_Try it_. Pictures are not part of the copy; reproduce the remaining data exactly.

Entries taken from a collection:
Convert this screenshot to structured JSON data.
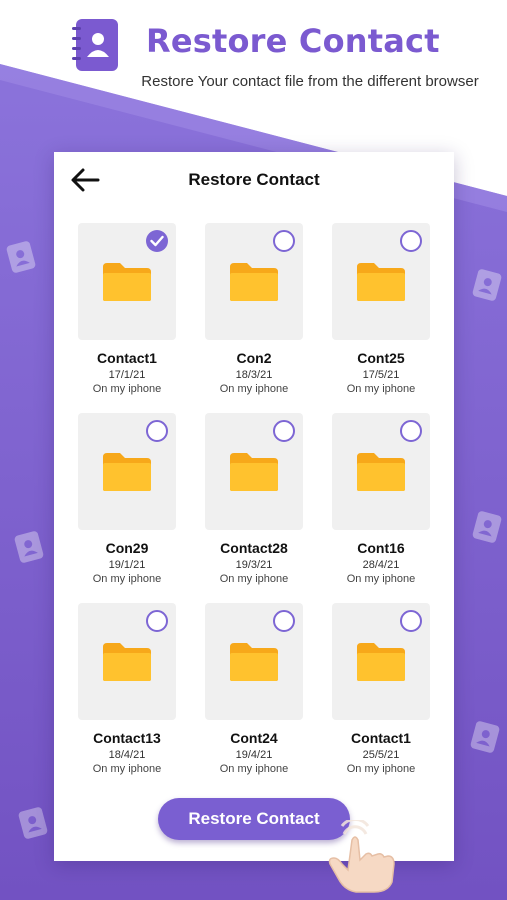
{
  "header": {
    "title": "Restore Contact",
    "subtitle": "Restore Your contact file from the different browser"
  },
  "colors": {
    "accent": "#7a5fd1",
    "title": "#7b5ad0",
    "folder": "#ffb81c"
  },
  "card": {
    "back_icon": "arrow-left-icon",
    "title": "Restore Contact",
    "items": [
      {
        "name": "Contact1",
        "date": "17/1/21",
        "location": "On my iphone",
        "selected": true
      },
      {
        "name": "Con2",
        "date": "18/3/21",
        "location": "On my iphone",
        "selected": false
      },
      {
        "name": "Cont25",
        "date": "17/5/21",
        "location": "On my iphone",
        "selected": false
      },
      {
        "name": "Con29",
        "date": "19/1/21",
        "location": "On my iphone",
        "selected": false
      },
      {
        "name": "Contact28",
        "date": "19/3/21",
        "location": "On my iphone",
        "selected": false
      },
      {
        "name": "Cont16",
        "date": "28/4/21",
        "location": "On my iphone",
        "selected": false
      },
      {
        "name": "Contact13",
        "date": "18/4/21",
        "location": "On my iphone",
        "selected": false
      },
      {
        "name": "Cont24",
        "date": "19/4/21",
        "location": "On my iphone",
        "selected": false
      },
      {
        "name": "Contact1",
        "date": "25/5/21",
        "location": "On my iphone",
        "selected": false
      }
    ],
    "restore_button": "Restore Contact"
  }
}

_Response to the exercise_.
Convert this screenshot to structured JSON data.
{
  "header": {
    "title": "Restore Contact",
    "subtitle": "Restore Your contact file from the different browser"
  },
  "colors": {
    "accent": "#7a5fd1",
    "title": "#7b5ad0",
    "folder": "#ffb81c"
  },
  "card": {
    "back_icon": "arrow-left-icon",
    "title": "Restore Contact",
    "items": [
      {
        "name": "Contact1",
        "date": "17/1/21",
        "location": "On my iphone",
        "selected": true
      },
      {
        "name": "Con2",
        "date": "18/3/21",
        "location": "On my iphone",
        "selected": false
      },
      {
        "name": "Cont25",
        "date": "17/5/21",
        "location": "On my iphone",
        "selected": false
      },
      {
        "name": "Con29",
        "date": "19/1/21",
        "location": "On my iphone",
        "selected": false
      },
      {
        "name": "Contact28",
        "date": "19/3/21",
        "location": "On my iphone",
        "selected": false
      },
      {
        "name": "Cont16",
        "date": "28/4/21",
        "location": "On my iphone",
        "selected": false
      },
      {
        "name": "Contact13",
        "date": "18/4/21",
        "location": "On my iphone",
        "selected": false
      },
      {
        "name": "Cont24",
        "date": "19/4/21",
        "location": "On my iphone",
        "selected": false
      },
      {
        "name": "Contact1",
        "date": "25/5/21",
        "location": "On my iphone",
        "selected": false
      }
    ],
    "restore_button": "Restore Contact"
  }
}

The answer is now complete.